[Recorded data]

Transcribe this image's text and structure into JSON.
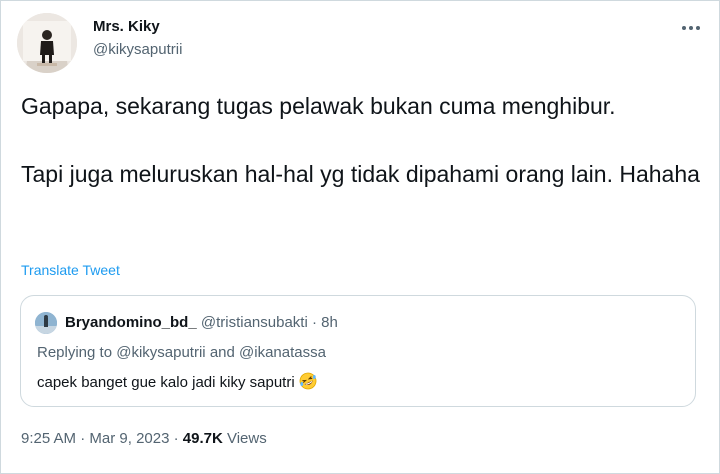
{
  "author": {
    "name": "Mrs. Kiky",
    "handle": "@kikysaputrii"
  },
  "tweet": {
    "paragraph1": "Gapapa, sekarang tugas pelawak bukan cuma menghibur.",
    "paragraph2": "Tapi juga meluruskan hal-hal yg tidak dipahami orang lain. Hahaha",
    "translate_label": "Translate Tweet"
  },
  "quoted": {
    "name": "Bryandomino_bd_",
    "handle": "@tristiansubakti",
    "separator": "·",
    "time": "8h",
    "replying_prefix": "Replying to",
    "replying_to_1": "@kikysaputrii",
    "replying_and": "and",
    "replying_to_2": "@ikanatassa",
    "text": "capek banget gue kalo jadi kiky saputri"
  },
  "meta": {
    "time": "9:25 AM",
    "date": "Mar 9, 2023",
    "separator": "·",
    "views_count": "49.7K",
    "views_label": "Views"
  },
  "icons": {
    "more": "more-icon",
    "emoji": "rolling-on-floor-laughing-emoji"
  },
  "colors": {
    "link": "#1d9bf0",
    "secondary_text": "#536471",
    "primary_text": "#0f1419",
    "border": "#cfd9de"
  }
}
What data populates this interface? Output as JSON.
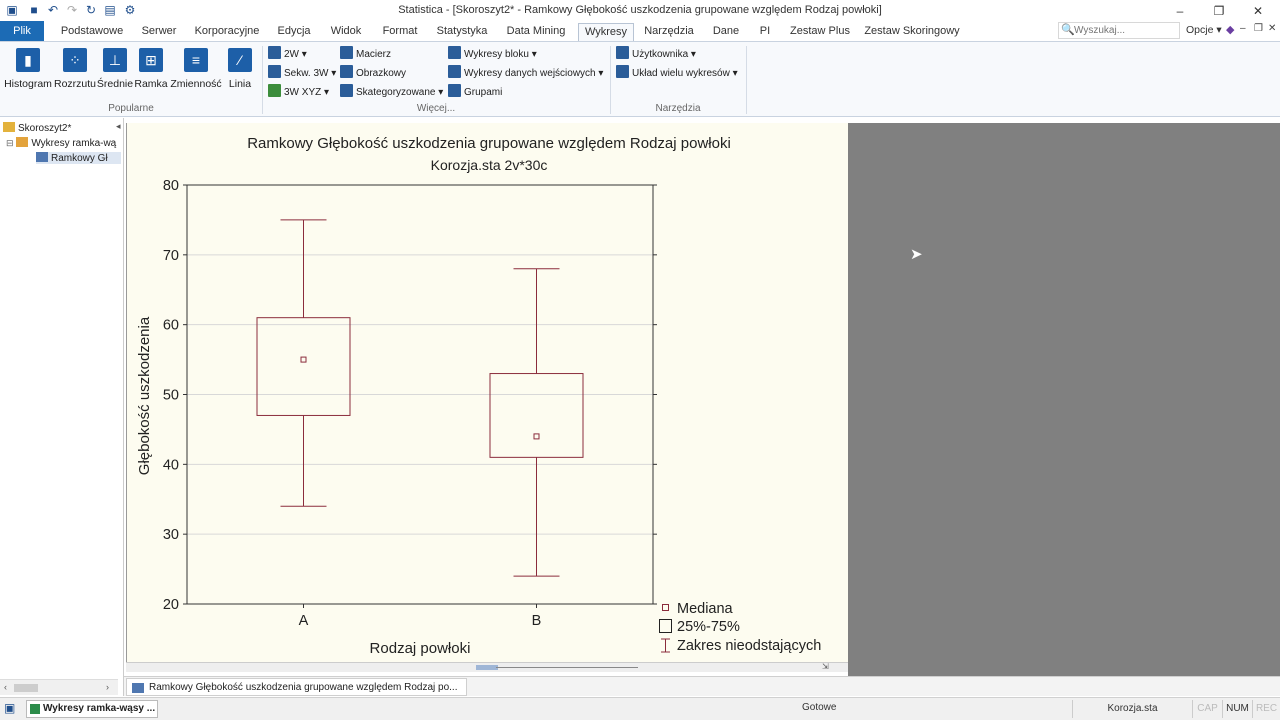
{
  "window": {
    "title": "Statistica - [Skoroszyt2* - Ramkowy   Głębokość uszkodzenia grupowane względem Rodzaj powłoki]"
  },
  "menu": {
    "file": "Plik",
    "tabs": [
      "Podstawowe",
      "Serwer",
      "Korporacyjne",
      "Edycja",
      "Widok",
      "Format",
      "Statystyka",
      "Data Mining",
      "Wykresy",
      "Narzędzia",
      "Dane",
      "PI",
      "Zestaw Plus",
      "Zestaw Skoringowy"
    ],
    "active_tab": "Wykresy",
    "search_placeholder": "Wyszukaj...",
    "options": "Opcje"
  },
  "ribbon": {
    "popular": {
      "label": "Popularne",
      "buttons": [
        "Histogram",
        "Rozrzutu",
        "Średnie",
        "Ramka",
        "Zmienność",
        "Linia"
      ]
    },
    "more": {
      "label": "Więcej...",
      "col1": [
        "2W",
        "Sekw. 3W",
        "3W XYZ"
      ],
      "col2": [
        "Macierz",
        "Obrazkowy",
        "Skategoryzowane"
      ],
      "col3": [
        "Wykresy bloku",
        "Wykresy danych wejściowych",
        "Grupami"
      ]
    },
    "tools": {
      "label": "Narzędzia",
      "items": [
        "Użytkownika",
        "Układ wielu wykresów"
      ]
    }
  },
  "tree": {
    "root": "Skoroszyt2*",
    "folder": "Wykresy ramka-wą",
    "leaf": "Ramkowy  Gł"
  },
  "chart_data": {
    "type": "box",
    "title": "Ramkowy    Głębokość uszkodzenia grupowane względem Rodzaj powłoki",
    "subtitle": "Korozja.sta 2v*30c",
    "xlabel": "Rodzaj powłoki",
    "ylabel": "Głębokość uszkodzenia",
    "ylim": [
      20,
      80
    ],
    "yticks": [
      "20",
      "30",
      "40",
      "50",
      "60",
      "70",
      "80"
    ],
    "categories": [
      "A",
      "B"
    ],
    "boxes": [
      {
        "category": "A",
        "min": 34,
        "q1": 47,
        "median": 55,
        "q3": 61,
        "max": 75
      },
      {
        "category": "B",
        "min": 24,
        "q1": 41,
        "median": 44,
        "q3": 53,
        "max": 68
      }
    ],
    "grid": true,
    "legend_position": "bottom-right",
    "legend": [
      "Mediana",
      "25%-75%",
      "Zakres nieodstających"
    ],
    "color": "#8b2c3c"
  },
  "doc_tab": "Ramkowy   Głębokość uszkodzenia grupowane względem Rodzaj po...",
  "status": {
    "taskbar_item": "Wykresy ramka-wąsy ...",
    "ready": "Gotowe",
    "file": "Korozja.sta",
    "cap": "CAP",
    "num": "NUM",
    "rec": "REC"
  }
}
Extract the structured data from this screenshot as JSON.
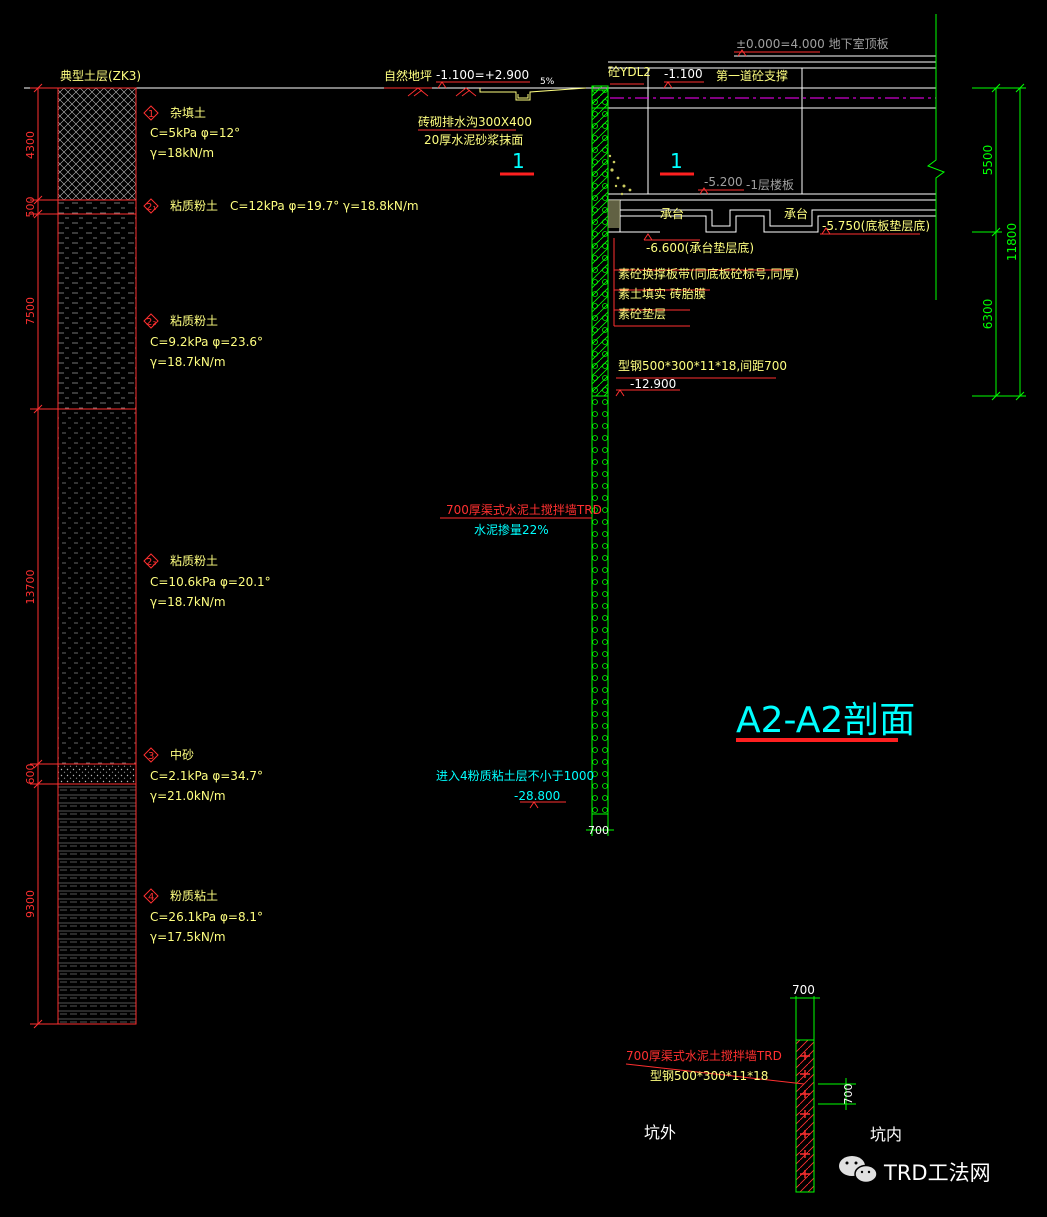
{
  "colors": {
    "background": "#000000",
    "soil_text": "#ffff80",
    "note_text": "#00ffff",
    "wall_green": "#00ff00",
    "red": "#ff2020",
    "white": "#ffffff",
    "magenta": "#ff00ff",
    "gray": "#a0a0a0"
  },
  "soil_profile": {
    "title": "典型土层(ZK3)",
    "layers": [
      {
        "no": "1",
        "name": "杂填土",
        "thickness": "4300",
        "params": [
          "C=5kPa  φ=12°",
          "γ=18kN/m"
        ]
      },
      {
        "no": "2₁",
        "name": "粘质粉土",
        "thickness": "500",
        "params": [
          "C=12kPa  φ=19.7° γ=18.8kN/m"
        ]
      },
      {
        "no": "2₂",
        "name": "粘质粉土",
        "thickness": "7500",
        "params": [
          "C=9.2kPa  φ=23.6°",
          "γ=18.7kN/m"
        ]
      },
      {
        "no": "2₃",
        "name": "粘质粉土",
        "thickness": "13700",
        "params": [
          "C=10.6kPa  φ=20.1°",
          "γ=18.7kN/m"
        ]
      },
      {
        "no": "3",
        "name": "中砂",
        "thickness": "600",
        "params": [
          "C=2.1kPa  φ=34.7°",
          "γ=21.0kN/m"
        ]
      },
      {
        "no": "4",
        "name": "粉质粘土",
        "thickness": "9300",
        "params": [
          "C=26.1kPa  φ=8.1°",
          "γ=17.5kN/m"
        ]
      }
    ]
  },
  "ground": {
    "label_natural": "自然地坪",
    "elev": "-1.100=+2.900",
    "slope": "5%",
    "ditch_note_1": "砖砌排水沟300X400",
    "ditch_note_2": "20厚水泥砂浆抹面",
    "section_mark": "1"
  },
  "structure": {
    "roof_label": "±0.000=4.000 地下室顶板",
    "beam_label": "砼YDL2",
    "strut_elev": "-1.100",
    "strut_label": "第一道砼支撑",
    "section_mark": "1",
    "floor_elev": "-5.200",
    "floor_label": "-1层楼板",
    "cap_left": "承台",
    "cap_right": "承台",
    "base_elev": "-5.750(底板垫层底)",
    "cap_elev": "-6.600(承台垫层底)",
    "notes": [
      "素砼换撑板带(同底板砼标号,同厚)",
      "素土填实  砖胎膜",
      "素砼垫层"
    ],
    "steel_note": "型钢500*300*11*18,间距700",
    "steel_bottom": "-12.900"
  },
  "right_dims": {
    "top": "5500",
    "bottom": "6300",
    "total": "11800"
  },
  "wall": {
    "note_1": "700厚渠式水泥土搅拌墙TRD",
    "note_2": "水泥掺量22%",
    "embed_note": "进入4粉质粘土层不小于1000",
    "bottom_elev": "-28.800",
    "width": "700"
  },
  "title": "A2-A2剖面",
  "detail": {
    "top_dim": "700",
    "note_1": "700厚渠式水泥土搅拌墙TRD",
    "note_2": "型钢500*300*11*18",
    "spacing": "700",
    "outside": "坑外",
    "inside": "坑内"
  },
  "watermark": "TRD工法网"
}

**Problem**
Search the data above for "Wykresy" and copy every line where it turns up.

**Result of the task**
      "Wykresy",
    "active_tab": "Wykresy",
        "Wykresy bloku",
        "Wykresy danych wejściowych",
    "folder": "Wykresy ramka-wą",
    "taskbar_item": "Wykresy ramka-wąsy ...",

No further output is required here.